The reproductive stage is a crucial phase in the weed life cycle, as it is during this stage that the weed produces flowers and seeds. Weeds have various methods of reproduction, including self-pollination and cross-pollination. The flowers of weeds are often small and inconspicuous, but they play a vital role in the production of seeds. Once the flowers are pollinated, they develop into seed heads or capsules, which contain numerous seeds. It is important to prevent weeds from reaching the reproductive stage to minimize seed production and prevent further infestation.
After the seeds are produced, the weed enters the seed dispersal stage. Weeds have evolved various mechanisms to disperse their seeds over long distances, ensuring their survival and colonization in new areas. Some weeds have adaptations that allow their seeds to be dispersed by wind, such as feathery structures or wings. Others rely on animals or humans for seed dispersal, utilizing hooks, burrs, or sticky substances to attach to fur, clothing, or machinery. Seed dispersal is a critical step in the weed life cycle, as it allows weeds to spread and establish new populations.
Following seed dispersal, some weed seeds enter a period of dormancy. Dormancy is a state of reduced metabolic activity that allows seeds to survive unfavorable environmental conditions, such as extreme temperatures or drought. Weed seeds can remain dormant in the soil for extended periods, waiting for the right conditions to germinate and start a new life cycle. Understanding the factors that break seed dormancy can help in developing effective weed control strategies.
The seed bank refers to the accumulation of weed seeds in the soil. Weed seeds can persist in the seed bank for years, even decades, depending on the species. The seed bank serves as a reservoir of potential weed infestations, as seeds can germinate and establish new plants when favorable conditions are met. Effective weed management should not only focus on controlling existing weeds but also on preventing the replenishment of the seed bank through proper seed disposal and soil management practices.
Integrated Weed Management
Integrated Weed Management (IWM) is a holistic approach to weed control that combines various strategies and techniques to minimize weed populations and their impact on crops or ecosystems. IWM emphasizes the use of multiple control methods, such as cultural, mechanical, biological, and chemical approaches, to achieve long-term and sustainable weed management. By integrating different control measures, IWM aims to reduce reliance on a single method and minimize the development of herbicide resistance in weeds.

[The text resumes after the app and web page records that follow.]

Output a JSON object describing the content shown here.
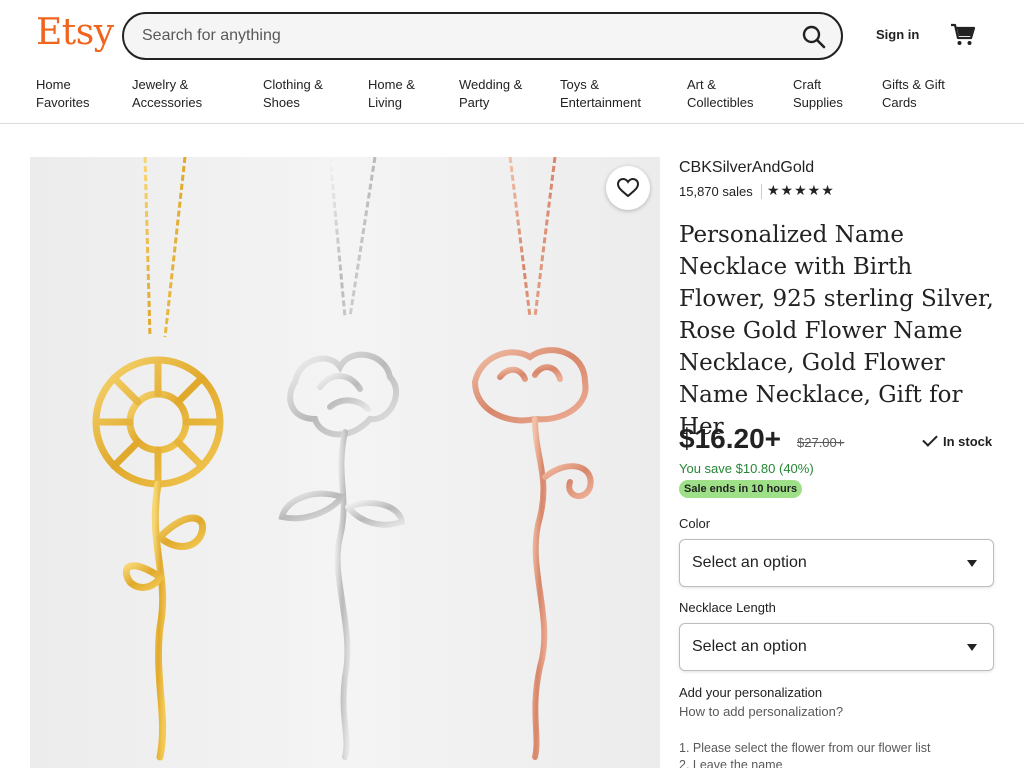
{
  "header": {
    "logo": "Etsy",
    "search_placeholder": "Search for anything",
    "sign_in": "Sign in"
  },
  "categories": [
    {
      "line1": "Home",
      "line2": "Favorites"
    },
    {
      "line1": "Jewelry &",
      "line2": "Accessories"
    },
    {
      "line1": "Clothing &",
      "line2": "Shoes"
    },
    {
      "line1": "Home &",
      "line2": "Living"
    },
    {
      "line1": "Wedding &",
      "line2": "Party"
    },
    {
      "line1": "Toys &",
      "line2": "Entertainment"
    },
    {
      "line1": "Art &",
      "line2": "Collectibles"
    },
    {
      "line1": "Craft",
      "line2": "Supplies"
    },
    {
      "line1": "Gifts & Gift",
      "line2": "Cards"
    }
  ],
  "listing": {
    "shop_name": "CBKSilverAndGold",
    "sales": "15,870 sales",
    "rating_stars": "★★★★★",
    "title": "Personalized Name Necklace with Birth Flower, 925 sterling Silver, Rose Gold Flower Name Necklace, Gold Flower Name Necklace, Gift for Her",
    "price": "$16.20+",
    "original_price": "$27.00+",
    "stock": "In stock",
    "savings": "You save $10.80 (40%)",
    "sale_badge": "Sale ends in 10 hours",
    "color_label": "Color",
    "color_value": "Select an option",
    "length_label": "Necklace Length",
    "length_value": "Select an option",
    "personalization_label": "Add your personalization",
    "personalization_link": "How to add personalization?",
    "instructions": [
      "1. Please select the flower from our flower list",
      "2. Leave the name"
    ]
  },
  "colors": {
    "brand": "#f1641e",
    "sale_green": "#258635",
    "badge_green": "#9ee087"
  },
  "icons": {
    "search": "search-icon",
    "cart": "cart-icon",
    "favorite": "heart-icon"
  }
}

Prevention and Early Detection
Prevention and early detection are key components of effective weed management. Preventing weed infestations is often more cost-effective and environmentally friendly than trying to control established weeds. This can be achieved through practices such as crop rotation, proper sanitation, and the use of certified weed-free seeds. Early detection involves regularly monitoring fields, gardens, and landscapes for the presence of weeds and taking immediate action to control them before they have a chance to spread and reproduce.
In conclusion, understanding the life cycle of weeds is essential for effective weed management. By knowing the different stages of the weed life cycle, from germination to seed dispersal, and implementing appropriate control measures at each stage, it is possible to minimize weed populations and their impact on crops and ecosystems. Integrated Weed Management, along with prevention and early detection, plays a crucial role in achieving long-term and sustainable weed control. By following these strategies, farmers, gardeners, and land managers can maintain weed-free environments and ensure the success of their desired plants.